#### Given data

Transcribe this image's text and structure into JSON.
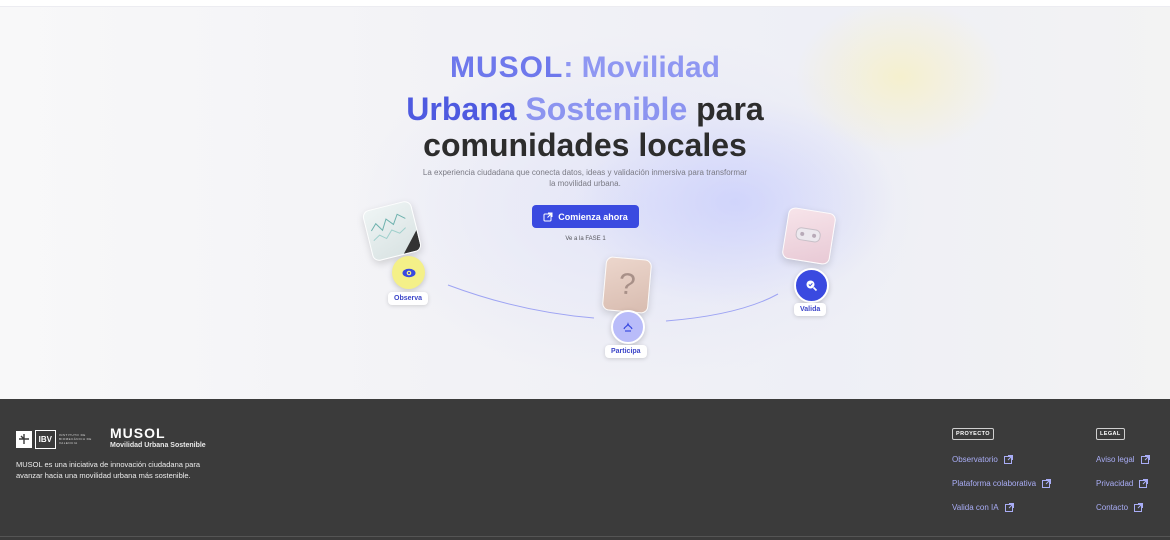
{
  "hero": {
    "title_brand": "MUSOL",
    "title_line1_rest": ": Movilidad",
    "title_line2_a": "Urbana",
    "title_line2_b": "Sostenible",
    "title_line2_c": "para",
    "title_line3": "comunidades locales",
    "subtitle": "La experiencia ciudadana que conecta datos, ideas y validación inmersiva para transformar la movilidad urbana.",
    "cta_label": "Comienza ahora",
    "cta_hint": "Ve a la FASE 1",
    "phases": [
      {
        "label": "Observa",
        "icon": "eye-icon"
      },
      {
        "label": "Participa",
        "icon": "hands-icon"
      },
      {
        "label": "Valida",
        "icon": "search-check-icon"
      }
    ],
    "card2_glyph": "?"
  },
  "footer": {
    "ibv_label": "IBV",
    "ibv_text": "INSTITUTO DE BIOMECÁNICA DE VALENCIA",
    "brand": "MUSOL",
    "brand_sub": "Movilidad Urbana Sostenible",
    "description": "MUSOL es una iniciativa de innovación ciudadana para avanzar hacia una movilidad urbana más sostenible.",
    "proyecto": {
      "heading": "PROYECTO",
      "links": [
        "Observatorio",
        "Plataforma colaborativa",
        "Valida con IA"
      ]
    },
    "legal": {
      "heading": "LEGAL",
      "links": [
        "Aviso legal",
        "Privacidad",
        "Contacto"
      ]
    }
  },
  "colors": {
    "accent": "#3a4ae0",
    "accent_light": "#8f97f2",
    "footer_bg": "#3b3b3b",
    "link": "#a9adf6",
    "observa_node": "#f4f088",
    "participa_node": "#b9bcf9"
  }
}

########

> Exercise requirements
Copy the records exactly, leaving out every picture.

> Exercise answer
Transcribe this image's text and structure into JSON.
{
  "hero": {
    "title_brand": "MUSOL",
    "title_line1_rest": ": Movilidad",
    "title_line2_a": "Urbana",
    "title_line2_b": "Sostenible",
    "title_line2_c": "para",
    "title_line3": "comunidades locales",
    "subtitle": "La experiencia ciudadana que conecta datos, ideas y validación inmersiva para transformar la movilidad urbana.",
    "cta_label": "Comienza ahora",
    "cta_hint": "Ve a la FASE 1",
    "phases": [
      {
        "label": "Observa",
        "icon": "eye-icon"
      },
      {
        "label": "Participa",
        "icon": "hands-icon"
      },
      {
        "label": "Valida",
        "icon": "search-check-icon"
      }
    ],
    "card2_glyph": "?"
  },
  "footer": {
    "ibv_label": "IBV",
    "ibv_text": "INSTITUTO DE BIOMECÁNICA DE VALENCIA",
    "brand": "MUSOL",
    "brand_sub": "Movilidad Urbana Sostenible",
    "description": "MUSOL es una iniciativa de innovación ciudadana para avanzar hacia una movilidad urbana más sostenible.",
    "proyecto": {
      "heading": "PROYECTO",
      "links": [
        "Observatorio",
        "Plataforma colaborativa",
        "Valida con IA"
      ]
    },
    "legal": {
      "heading": "LEGAL",
      "links": [
        "Aviso legal",
        "Privacidad",
        "Contacto"
      ]
    }
  },
  "colors": {
    "accent": "#3a4ae0",
    "accent_light": "#8f97f2",
    "footer_bg": "#3b3b3b",
    "link": "#a9adf6",
    "observa_node": "#f4f088",
    "participa_node": "#b9bcf9"
  }
}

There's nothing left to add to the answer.